**Prompt**
Pictures do not belong in the copy; retype the records below exactly.

Component data from apps and pages
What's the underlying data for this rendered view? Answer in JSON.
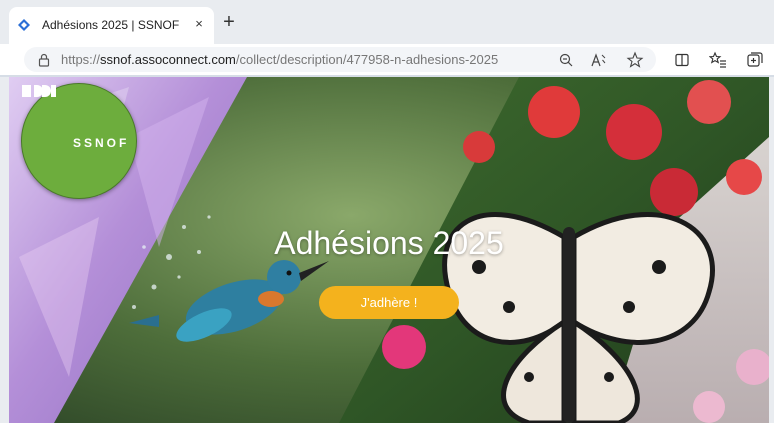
{
  "browser": {
    "tab_title": "Adhésions 2025 | SSNOF",
    "tab_close": "×",
    "new_tab": "+",
    "url_prefix": "https://",
    "url_host": "ssnof.assoconnect.com",
    "url_path": "/collect/description/477958-n-adhesions-2025",
    "icons": [
      "favicon-icon",
      "lock-icon",
      "zoom-out-icon",
      "read-aloud-icon",
      "favorite-icon",
      "split-screen-icon",
      "favorites-list-icon",
      "collections-icon"
    ]
  },
  "page": {
    "logo_text": "SSNOF",
    "title": "Adhésions 2025",
    "cta_label": "J'adhère !",
    "accent_color": "#f4b21d",
    "logo_color": "#6dad3d"
  }
}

**Result of the exercise**
What's the underlying data for this rendered view? Answer in JSON.
{
  "browser": {
    "tab_title": "Adhésions 2025 | SSNOF",
    "tab_close": "×",
    "new_tab": "+",
    "url_prefix": "https://",
    "url_host": "ssnof.assoconnect.com",
    "url_path": "/collect/description/477958-n-adhesions-2025",
    "icons": [
      "favicon-icon",
      "lock-icon",
      "zoom-out-icon",
      "read-aloud-icon",
      "favorite-icon",
      "split-screen-icon",
      "favorites-list-icon",
      "collections-icon"
    ]
  },
  "page": {
    "logo_text": "SSNOF",
    "title": "Adhésions 2025",
    "cta_label": "J'adhère !",
    "accent_color": "#f4b21d",
    "logo_color": "#6dad3d"
  }
}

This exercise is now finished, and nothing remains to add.